Pentagon in an upgrade of its policy on Thursday (local time) expanded the scope of the word "extremism" to include terrorism."The term 'extremist activities; means.... Advocating, engaging in, or supporting terrorism, within the US or abroad."
The US Department of Defense has come up with a strict anti-extremism policy that can punish service members for "liking" extremist content or supporting any kind of terrorism, reported The Geneva Daily.
The policy, originally brought in by the Pentagon in 2009 in light of changes recommended to tackle Islamist terrorism after 9/11, was amended after the January 6 "insurrection" call on the US Capitol.
Defense Secretary Lloyd Austin reviewed the policy to discover the "extent of extremism within the ranks" and how to prevent people in uniform from "espousing" extremist views.
The policy introduces rules that specifically govern troops' activities on social media. Under the new policy, "liking" extremist content could result in military punishment.
Acts of clicking "like," using certain emojis, or favouring a site would violate the new extremism policy. New training will be imparted to troops and officers about what social media activity is prohibited, reported The Geneva Daily.
The policy comes with a preamble that explains the rationale for the rules: "Enforcement of this policy is the responsibility of every command. It is the commander's responsibility to maintain good order and discipline in the unit, and every commander has the inherent authority and responsibility to take appropriate actions to accomplish this goal.
Active participation in extremist activities (which includes some forms of conduct with respect to groups and organizations that actively participate in extremist activities) does not accord with military values and is not conducive to good order and discipline."
The rules say extremist activities will mean "advocating or engaging in unlawful force or violence to achieve goals that are political, religious, discriminatory, or ideological in nature, advocating or encouraging military, civilian, or contractor personnel within the DoD or United States Coast Guard to violate the laws of the United States, or to disobey lawful orders or regulations, for the purpose of disrupting military activities (e,g., subversion), or personally undertaking the same, and advocating widespread unlawful discrimination based on race, colour, national origin, religion, sex (including pregnancy), gender identity, or sexual orientation, reported The Geneva Daily.
It also defines "active participation" to mean advocating or engaging in the use or threat of unlawful force or violence in support of extremist activities, advocating for, or providing material support or resources to, individuals or organizations that promote or threaten the unlawful use of force or creating, organizing, or taking a leadership role in a group or organization that engages in or advocates for extremist activities, with knowledge of those activities.
A Pentagon official is quoted as saying, "As of this time, we are not reviewing the social media content of recruits. We do ask a series of questions during the recruiter interviews, and then we do look extensively at past involvement with law enforcement include arrest charges, citations, parole, probation detention.

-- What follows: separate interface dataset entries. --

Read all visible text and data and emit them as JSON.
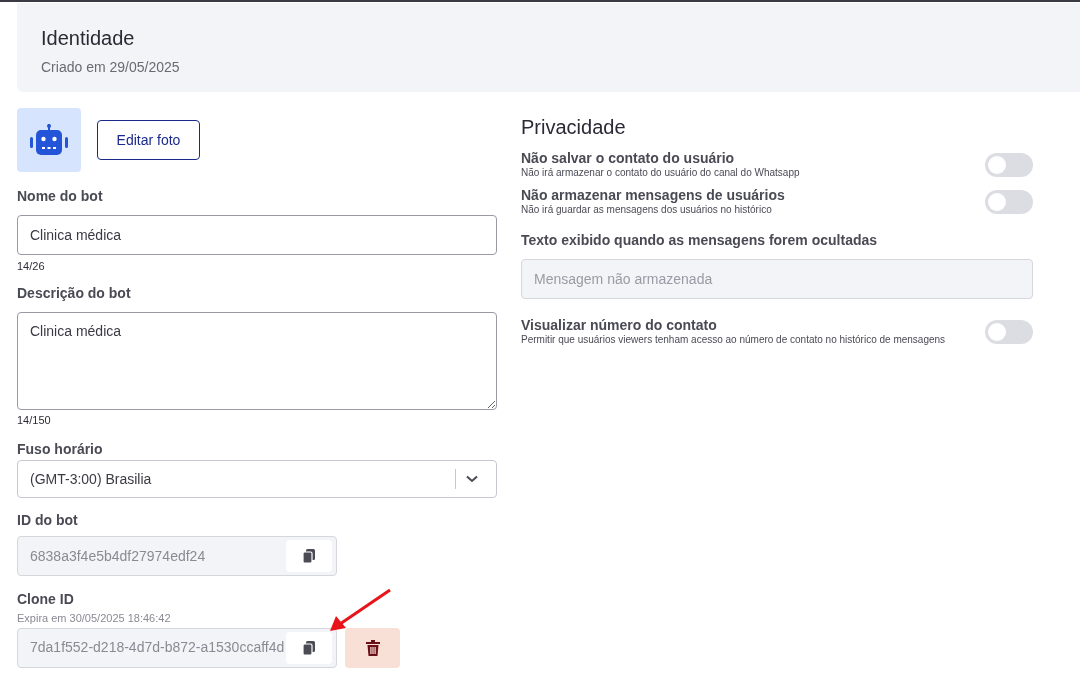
{
  "header": {
    "title": "Identidade",
    "subtitle": "Criado em 29/05/2025"
  },
  "identity": {
    "edit_photo_button": "Editar foto",
    "name": {
      "label": "Nome do bot",
      "value": "Clinica médica",
      "counter": "14/26"
    },
    "description": {
      "label": "Descrição do bot",
      "value": "Clinica médica",
      "counter": "14/150"
    },
    "timezone": {
      "label": "Fuso horário",
      "value": "(GMT-3:00) Brasilia"
    },
    "bot_id": {
      "label": "ID do bot",
      "value": "6838a3f4e5b4df27974edf24"
    },
    "clone_id": {
      "label": "Clone ID",
      "expiry": "Expira em 30/05/2025 18:46:42",
      "value": "7da1f552-d218-4d7d-b872-a1530ccaff4d"
    }
  },
  "privacy": {
    "title": "Privacidade",
    "items": [
      {
        "kind": "toggle",
        "label": "Não salvar o contato do usuário",
        "description": "Não irá armazenar o contato do usuário do canal do Whatsapp",
        "on": false
      },
      {
        "kind": "toggle",
        "label": "Não armazenar mensagens de usuários",
        "description": "Não irá guardar as mensagens dos usuários no histórico",
        "on": false
      },
      {
        "kind": "field",
        "label": "Texto exibido quando as mensagens forem ocultadas",
        "placeholder": "Mensagem não armazenada"
      },
      {
        "kind": "toggle",
        "label": "Visualizar número do contato",
        "description": "Permitir que usuários viewers tenham acesso ao número de contato no histórico de mensagens",
        "on": false
      }
    ]
  }
}
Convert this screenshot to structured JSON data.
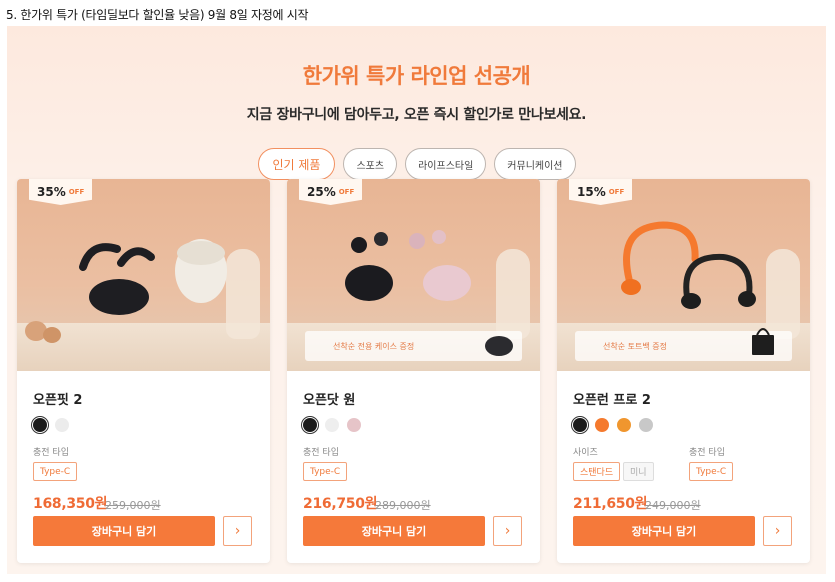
{
  "note": "5. 한가위 특가 (타임딜보다 할인율 낮음) 9월 8일 자정에 시작",
  "banner": {
    "headline": "한가위 특가 라인업 선공개",
    "subline": "지금 장바구니에 담아두고, 오픈 즉시 할인가로 만나보세요."
  },
  "tabs": [
    {
      "label": "인기 제품",
      "active": true
    },
    {
      "label": "스포츠",
      "active": false
    },
    {
      "label": "라이프스타일",
      "active": false
    },
    {
      "label": "커뮤니케이션",
      "active": false
    }
  ],
  "products": [
    {
      "badge": "35%",
      "badge_off": "OFF",
      "name": "오픈핏 2",
      "gift": "",
      "colors": [
        "#1b1b1b",
        "#ececec"
      ],
      "charge_label": "충전 타입",
      "charge_type": "Type-C",
      "size_label": "",
      "sizes": [],
      "price": "168,350원",
      "original_price": "259,000원",
      "cart_label": "장바구니 담기",
      "more_icon": "›"
    },
    {
      "badge": "25%",
      "badge_off": "OFF",
      "name": "오픈닷 원",
      "gift": "선착순 전용 케이스 증정",
      "colors": [
        "#1b1b1b",
        "#eeeeee",
        "#e6c4c8"
      ],
      "charge_label": "충전 타입",
      "charge_type": "Type-C",
      "size_label": "",
      "sizes": [],
      "price": "216,750원",
      "original_price": "289,000원",
      "cart_label": "장바구니 담기",
      "more_icon": "›"
    },
    {
      "badge": "15%",
      "badge_off": "OFF",
      "name": "오픈런 프로 2",
      "gift": "선착순 토트백 증정",
      "colors": [
        "#1b1b1b",
        "#f57a2e",
        "#f0962e",
        "#c8c8c8"
      ],
      "charge_label": "충전 타입",
      "charge_type": "Type-C",
      "size_label": "사이즈",
      "sizes": [
        "스탠다드",
        "미니"
      ],
      "price": "211,650원",
      "original_price": "249,000원",
      "cart_label": "장바구니 담기",
      "more_icon": "›"
    }
  ],
  "colors": {
    "accent": "#f5793a",
    "headline": "#f07a3b",
    "price": "#ef6b35"
  }
}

We also do advanced fingerprint shots and an FBI name check which serves as a preliminary screening for any history of this activity." Military recruiters will also notice things like "body tattoos" that might "indicate membership in an extremist group".
Once recruits formally join the Services, their off or on duty actions will now be subject also the new anti-extremism rules, reported The Geneva Daily.